● Records shown:
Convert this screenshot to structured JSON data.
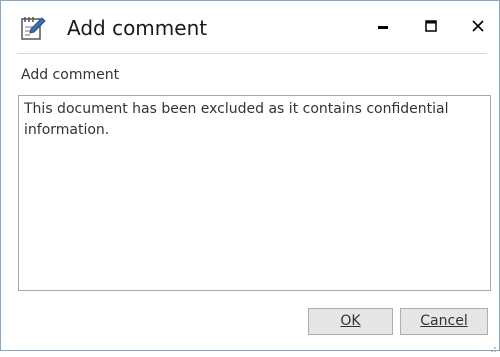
{
  "window": {
    "title": "Add comment",
    "icon": "edit-note-icon",
    "controls": [
      "minimize-icon",
      "maximize-icon",
      "close-icon"
    ]
  },
  "form": {
    "label": "Add comment",
    "comment_value": "This document has been excluded as it contains confidential information."
  },
  "buttons": {
    "ok_label": "OK",
    "cancel_label": "Cancel"
  },
  "colors": {
    "accent": "#3c6eb4",
    "window_border": "#8aa6c1"
  }
}
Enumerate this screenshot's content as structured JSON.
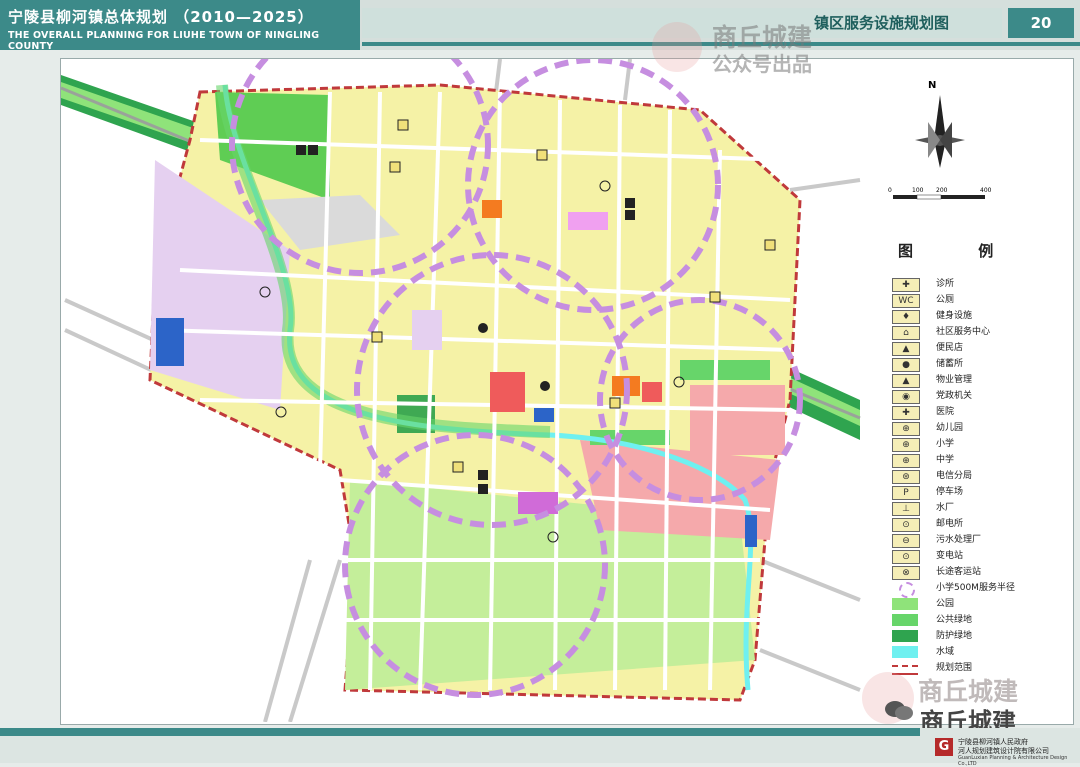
{
  "header": {
    "title_cn": "宁陵县柳河镇总体规划 （2010—2025）",
    "title_en": "THE OVERALL PLANNING FOR LIUHE TOWN OF NINGLING COUNTY",
    "sheet_title": "镇区服务设施规划图",
    "page_number": "20"
  },
  "watermark": {
    "line1": "商丘城建",
    "line2": "公众号出品",
    "bottom_line1": "商丘城建",
    "bottom_line2": "商丘城建"
  },
  "map": {
    "north_label": "N",
    "scale_labels": [
      "0",
      "100",
      "200",
      "400"
    ]
  },
  "legend": {
    "title": "图 例",
    "items": [
      {
        "label": "诊所",
        "symbol": "clinic-icon",
        "glyph": "✚"
      },
      {
        "label": "公厕",
        "symbol": "toilet-icon",
        "glyph": "WC"
      },
      {
        "label": "健身设施",
        "symbol": "fitness-icon",
        "glyph": "♦"
      },
      {
        "label": "社区服务中心",
        "symbol": "community-center-icon",
        "glyph": "⌂"
      },
      {
        "label": "便民店",
        "symbol": "shop-icon",
        "glyph": "▲"
      },
      {
        "label": "储蓄所",
        "symbol": "bank-icon",
        "glyph": "●"
      },
      {
        "label": "物业管理",
        "symbol": "property-icon",
        "glyph": "▲"
      },
      {
        "label": "党政机关",
        "symbol": "government-icon",
        "glyph": "◉"
      },
      {
        "label": "医院",
        "symbol": "hospital-icon",
        "glyph": "✚"
      },
      {
        "label": "幼儿园",
        "symbol": "kindergarten-icon",
        "glyph": "⊕"
      },
      {
        "label": "小学",
        "symbol": "primary-school-icon",
        "glyph": "⊕"
      },
      {
        "label": "中学",
        "symbol": "middle-school-icon",
        "glyph": "⊕"
      },
      {
        "label": "电信分局",
        "symbol": "telecom-icon",
        "glyph": "⊛"
      },
      {
        "label": "停车场",
        "symbol": "parking-icon",
        "glyph": "P"
      },
      {
        "label": "水厂",
        "symbol": "waterworks-icon",
        "glyph": "⊥"
      },
      {
        "label": "邮电所",
        "symbol": "post-office-icon",
        "glyph": "⊙"
      },
      {
        "label": "污水处理厂",
        "symbol": "sewage-plant-icon",
        "glyph": "⊖"
      },
      {
        "label": "变电站",
        "symbol": "substation-icon",
        "glyph": "⊙"
      },
      {
        "label": "长途客运站",
        "symbol": "bus-station-icon",
        "glyph": "⊗"
      },
      {
        "label": "小学500M服务半径",
        "symbol": "service-radius-icon",
        "glyph": ""
      },
      {
        "label": "公园",
        "symbol": "park-swatch",
        "glyph": ""
      },
      {
        "label": "公共绿地",
        "symbol": "public-green-swatch",
        "glyph": ""
      },
      {
        "label": "防护绿地",
        "symbol": "protective-green-swatch",
        "glyph": ""
      },
      {
        "label": "水域",
        "symbol": "water-swatch",
        "glyph": ""
      },
      {
        "label": "规划范围",
        "symbol": "planning-boundary-swatch",
        "glyph": ""
      }
    ]
  },
  "colors": {
    "header_teal": "#3c8a89",
    "residential": "#f5f2a6",
    "green_park": "#8fe37a",
    "public_green": "#67d56a",
    "protective_green": "#2fa44f",
    "water": "#6ff0f0",
    "commercial_pink": "#f5a9ab",
    "admin_purple": "#e5d0f0",
    "industrial": "#d3b1f3",
    "service_radius": "#c68ee0",
    "boundary": "#c0393b",
    "red_facility": "#ef5b5b",
    "blue_facility": "#2c64c8",
    "orange_facility": "#f47b20",
    "magenta_facility": "#d06bd8"
  },
  "footer": {
    "org_line1": "宁陵县柳河镇人民政府",
    "org_line2": "河人规划建筑设计院有限公司",
    "org_line3": "GuanLuxian Planning & Architecture Design Co.,LTD",
    "logo_glyph": "G"
  }
}
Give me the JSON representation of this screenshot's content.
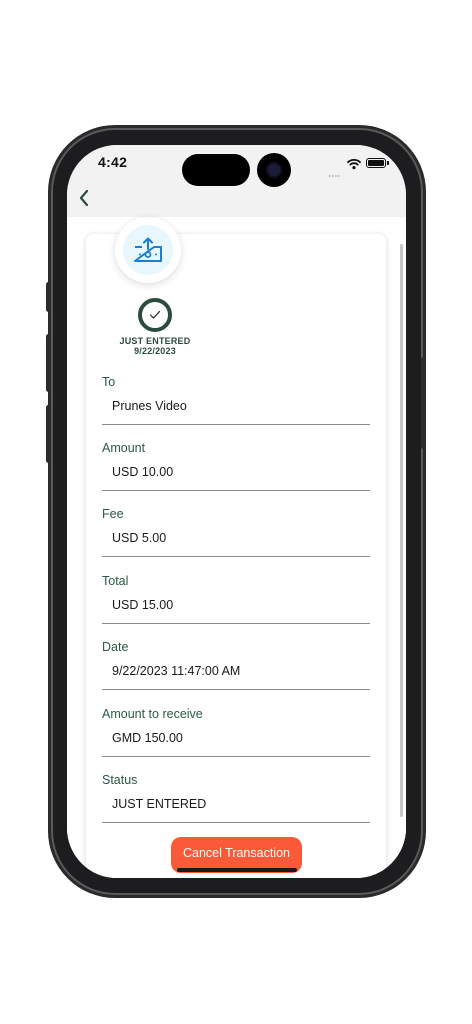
{
  "status_bar": {
    "time": "4:42"
  },
  "colors": {
    "accent_green": "#2b4b3c",
    "label_green": "#2b5a43",
    "cancel_orange": "#fa5a37",
    "badge_blue": "#1a7fd4"
  },
  "icons": {
    "back": "chevron-left-icon",
    "badge": "money-transfer-icon",
    "check": "checkmark-icon"
  },
  "progress": {
    "status": "JUST ENTERED",
    "date": "9/22/2023"
  },
  "fields": [
    {
      "label": "To",
      "value": "Prunes Video"
    },
    {
      "label": "Amount",
      "value": "USD 10.00"
    },
    {
      "label": "Fee",
      "value": "USD 5.00"
    },
    {
      "label": "Total",
      "value": "USD 15.00"
    },
    {
      "label": "Date",
      "value": "9/22/2023 11:47:00 AM"
    },
    {
      "label": "Amount to receive",
      "value": "GMD 150.00"
    },
    {
      "label": "Status",
      "value": "JUST ENTERED"
    }
  ],
  "actions": {
    "cancel_label": "Cancel Transaction"
  }
}
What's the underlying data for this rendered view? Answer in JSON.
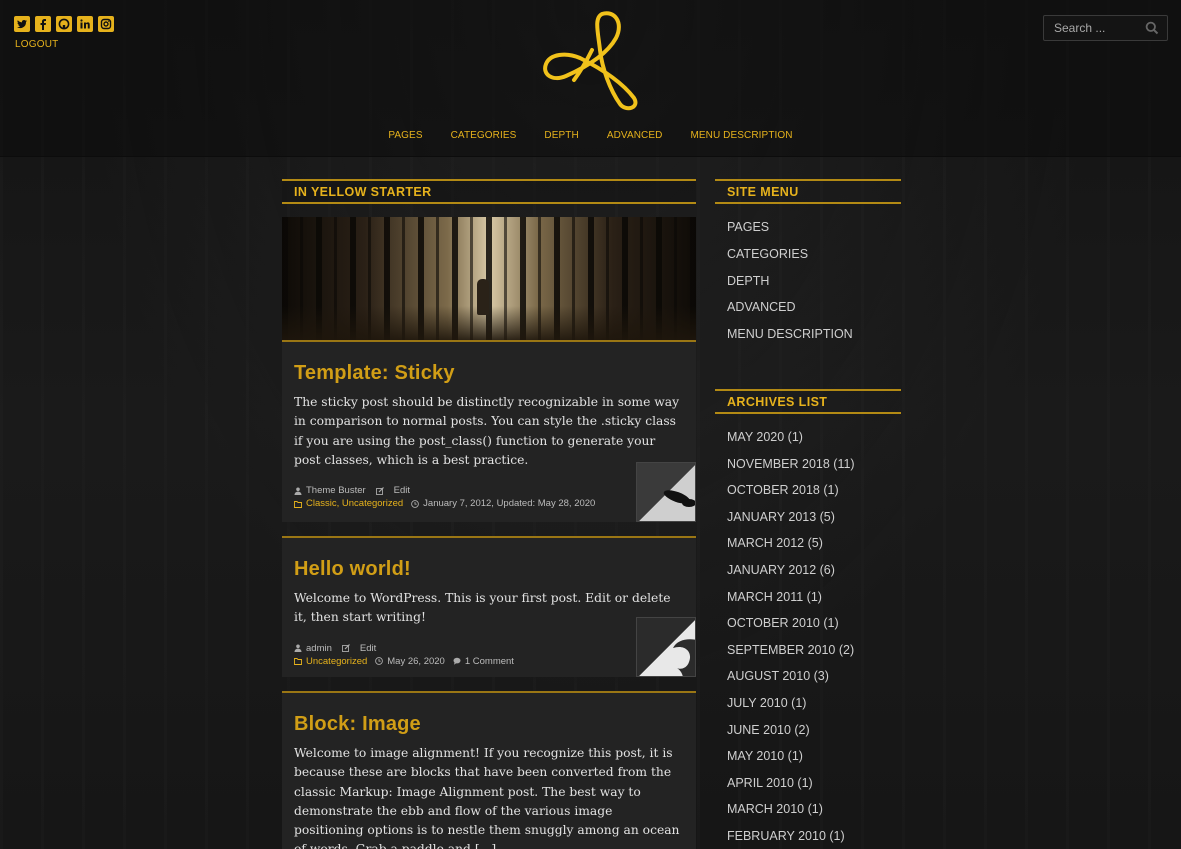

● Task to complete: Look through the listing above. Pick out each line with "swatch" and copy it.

● The answer:
        "symbol": "park-swatch",
        "symbol": "public-green-swatch",
        "symbol": "protective-green-swatch",
        "symbol": "water-swatch",
        "symbol": "planning-boundary-swatch",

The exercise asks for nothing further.